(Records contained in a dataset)
◇ ◇ ◇ ◇

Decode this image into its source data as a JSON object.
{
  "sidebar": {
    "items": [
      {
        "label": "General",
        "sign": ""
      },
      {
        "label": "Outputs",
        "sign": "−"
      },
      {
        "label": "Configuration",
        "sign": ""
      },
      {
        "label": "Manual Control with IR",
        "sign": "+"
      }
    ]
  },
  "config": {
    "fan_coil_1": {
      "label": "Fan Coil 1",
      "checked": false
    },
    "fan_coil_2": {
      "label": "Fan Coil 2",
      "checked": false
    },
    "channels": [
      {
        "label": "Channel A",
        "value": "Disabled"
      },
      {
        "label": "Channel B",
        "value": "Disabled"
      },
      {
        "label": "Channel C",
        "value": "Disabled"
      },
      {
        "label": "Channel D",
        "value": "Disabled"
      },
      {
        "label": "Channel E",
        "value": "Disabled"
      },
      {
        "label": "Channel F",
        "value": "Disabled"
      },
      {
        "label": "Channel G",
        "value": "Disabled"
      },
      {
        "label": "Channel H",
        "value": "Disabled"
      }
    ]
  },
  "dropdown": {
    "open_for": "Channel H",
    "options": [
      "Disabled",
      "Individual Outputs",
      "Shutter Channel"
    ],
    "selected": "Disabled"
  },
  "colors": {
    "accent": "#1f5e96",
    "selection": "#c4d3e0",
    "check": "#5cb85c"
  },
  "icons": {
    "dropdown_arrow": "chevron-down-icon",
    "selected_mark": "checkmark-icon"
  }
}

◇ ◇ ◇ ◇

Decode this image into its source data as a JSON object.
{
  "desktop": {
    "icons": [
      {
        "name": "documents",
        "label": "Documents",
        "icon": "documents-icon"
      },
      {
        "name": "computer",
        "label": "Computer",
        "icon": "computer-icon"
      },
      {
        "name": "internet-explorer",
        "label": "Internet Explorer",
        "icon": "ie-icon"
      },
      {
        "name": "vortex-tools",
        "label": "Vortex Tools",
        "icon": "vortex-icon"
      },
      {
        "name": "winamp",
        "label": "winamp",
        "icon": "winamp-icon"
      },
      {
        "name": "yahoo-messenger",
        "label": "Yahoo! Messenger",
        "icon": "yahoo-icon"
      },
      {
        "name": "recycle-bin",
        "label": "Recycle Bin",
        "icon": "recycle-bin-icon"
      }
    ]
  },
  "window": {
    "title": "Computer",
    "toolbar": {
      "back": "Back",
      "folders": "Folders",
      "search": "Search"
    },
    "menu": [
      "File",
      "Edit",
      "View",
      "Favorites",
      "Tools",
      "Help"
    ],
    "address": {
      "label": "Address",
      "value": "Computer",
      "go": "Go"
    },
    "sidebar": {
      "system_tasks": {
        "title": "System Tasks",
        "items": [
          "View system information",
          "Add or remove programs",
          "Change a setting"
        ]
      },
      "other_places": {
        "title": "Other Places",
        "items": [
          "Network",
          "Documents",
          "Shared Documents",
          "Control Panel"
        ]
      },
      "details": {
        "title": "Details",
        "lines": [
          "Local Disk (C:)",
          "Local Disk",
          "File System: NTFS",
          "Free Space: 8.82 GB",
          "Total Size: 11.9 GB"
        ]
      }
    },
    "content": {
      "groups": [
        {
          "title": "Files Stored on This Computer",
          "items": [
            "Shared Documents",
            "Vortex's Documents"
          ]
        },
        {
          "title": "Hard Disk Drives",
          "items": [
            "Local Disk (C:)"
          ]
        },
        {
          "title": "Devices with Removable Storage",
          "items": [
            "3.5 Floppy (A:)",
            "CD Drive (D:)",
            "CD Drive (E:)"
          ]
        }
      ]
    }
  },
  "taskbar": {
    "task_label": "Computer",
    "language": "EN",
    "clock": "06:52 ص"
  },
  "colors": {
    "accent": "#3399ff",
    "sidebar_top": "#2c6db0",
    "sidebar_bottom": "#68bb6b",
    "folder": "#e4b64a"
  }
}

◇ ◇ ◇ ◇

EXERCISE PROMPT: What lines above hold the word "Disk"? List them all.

ANSWER FOR THE TASK:
          "Local Disk (C:)",
          "Local Disk",
          "title": "Hard Disk Drives",
            "Local Disk (C:)"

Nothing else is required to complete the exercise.